## Exercise goal
Pull every line containing "true" from the listing.

## Supplied information
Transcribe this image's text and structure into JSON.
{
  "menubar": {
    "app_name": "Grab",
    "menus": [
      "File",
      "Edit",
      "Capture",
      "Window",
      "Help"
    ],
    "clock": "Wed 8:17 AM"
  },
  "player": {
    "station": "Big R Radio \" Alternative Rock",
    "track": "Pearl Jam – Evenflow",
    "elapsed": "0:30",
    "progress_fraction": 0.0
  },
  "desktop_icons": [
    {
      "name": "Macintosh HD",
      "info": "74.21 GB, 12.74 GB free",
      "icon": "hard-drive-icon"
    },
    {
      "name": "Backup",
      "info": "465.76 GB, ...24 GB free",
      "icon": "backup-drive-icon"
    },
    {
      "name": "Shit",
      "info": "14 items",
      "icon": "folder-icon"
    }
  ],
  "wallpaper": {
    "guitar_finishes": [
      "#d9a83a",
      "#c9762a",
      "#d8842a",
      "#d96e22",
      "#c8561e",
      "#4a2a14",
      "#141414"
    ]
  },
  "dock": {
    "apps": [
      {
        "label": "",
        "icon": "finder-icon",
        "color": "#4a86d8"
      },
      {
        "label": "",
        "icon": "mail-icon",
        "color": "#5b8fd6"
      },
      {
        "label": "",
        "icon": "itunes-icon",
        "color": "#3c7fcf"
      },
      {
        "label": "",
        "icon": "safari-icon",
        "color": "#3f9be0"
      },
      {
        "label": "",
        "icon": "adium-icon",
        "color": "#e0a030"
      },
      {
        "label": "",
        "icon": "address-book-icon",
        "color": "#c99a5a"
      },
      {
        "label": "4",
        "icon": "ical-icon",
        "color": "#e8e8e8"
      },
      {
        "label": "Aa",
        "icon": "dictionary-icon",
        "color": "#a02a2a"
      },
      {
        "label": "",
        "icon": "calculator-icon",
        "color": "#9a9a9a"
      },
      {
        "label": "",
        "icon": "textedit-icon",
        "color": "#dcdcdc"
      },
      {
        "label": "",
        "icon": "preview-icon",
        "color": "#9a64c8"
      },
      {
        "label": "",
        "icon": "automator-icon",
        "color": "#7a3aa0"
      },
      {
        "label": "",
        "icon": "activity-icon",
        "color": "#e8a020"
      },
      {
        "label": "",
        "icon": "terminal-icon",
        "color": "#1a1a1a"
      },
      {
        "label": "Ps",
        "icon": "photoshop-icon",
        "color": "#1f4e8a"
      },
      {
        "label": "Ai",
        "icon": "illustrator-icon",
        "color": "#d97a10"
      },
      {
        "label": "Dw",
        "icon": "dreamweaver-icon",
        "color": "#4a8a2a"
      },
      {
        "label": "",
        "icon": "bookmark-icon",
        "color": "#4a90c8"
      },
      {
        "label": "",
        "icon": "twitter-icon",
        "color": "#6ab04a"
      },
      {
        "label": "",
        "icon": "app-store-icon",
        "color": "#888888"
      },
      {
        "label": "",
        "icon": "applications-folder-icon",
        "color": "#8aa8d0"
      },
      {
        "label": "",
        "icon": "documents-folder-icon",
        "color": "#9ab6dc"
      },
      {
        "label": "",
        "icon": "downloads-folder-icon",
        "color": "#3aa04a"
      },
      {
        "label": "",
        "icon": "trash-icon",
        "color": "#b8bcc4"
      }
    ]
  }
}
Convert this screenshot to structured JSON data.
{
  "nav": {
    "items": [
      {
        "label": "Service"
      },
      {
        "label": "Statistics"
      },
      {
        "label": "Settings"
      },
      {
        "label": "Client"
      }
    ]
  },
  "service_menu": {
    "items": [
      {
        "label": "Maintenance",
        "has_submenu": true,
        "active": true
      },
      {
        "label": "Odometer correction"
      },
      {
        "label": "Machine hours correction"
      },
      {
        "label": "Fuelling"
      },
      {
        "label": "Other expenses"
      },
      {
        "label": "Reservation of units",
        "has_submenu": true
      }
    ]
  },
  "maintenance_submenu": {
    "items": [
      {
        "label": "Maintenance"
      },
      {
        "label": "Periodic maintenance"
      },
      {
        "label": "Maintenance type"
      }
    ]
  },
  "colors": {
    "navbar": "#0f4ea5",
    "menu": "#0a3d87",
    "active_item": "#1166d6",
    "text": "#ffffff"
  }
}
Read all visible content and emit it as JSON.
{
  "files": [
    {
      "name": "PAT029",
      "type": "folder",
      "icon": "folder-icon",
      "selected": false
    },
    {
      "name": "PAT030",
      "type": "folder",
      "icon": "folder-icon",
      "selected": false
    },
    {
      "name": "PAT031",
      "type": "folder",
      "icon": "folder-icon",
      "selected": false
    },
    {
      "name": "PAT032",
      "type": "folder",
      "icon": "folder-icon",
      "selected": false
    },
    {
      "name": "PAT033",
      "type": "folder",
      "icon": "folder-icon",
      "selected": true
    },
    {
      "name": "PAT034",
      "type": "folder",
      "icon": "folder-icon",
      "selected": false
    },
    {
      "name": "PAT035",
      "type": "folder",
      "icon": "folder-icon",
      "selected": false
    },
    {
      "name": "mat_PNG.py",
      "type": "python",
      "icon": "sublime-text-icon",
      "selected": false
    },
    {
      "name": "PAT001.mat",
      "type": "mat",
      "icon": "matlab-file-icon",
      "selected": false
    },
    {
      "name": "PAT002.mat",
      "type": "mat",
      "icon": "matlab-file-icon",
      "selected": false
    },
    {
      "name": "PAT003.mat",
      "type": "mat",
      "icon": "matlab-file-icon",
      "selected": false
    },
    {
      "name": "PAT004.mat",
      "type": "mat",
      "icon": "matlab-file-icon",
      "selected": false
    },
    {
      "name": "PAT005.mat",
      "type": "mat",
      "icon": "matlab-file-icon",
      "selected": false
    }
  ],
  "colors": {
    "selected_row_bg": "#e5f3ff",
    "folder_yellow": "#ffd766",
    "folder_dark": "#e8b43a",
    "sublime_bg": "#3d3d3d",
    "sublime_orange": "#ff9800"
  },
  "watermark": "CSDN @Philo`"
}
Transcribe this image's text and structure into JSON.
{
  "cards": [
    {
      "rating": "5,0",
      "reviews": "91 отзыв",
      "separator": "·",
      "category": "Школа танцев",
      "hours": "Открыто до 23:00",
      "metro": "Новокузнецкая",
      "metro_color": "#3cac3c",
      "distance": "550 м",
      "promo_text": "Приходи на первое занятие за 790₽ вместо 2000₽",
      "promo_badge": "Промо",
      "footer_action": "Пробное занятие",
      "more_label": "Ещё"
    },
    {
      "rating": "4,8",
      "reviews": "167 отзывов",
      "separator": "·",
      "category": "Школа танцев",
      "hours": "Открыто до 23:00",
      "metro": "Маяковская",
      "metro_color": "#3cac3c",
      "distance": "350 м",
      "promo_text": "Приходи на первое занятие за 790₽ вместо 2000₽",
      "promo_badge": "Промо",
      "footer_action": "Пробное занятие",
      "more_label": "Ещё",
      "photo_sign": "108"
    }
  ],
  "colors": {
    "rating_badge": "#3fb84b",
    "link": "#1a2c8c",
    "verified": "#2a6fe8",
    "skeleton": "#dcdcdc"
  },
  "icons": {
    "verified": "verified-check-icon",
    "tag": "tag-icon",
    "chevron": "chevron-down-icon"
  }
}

## Solution to the problem
        "has_submenu": true,
        "active": true
        "has_submenu": true
      "selected": true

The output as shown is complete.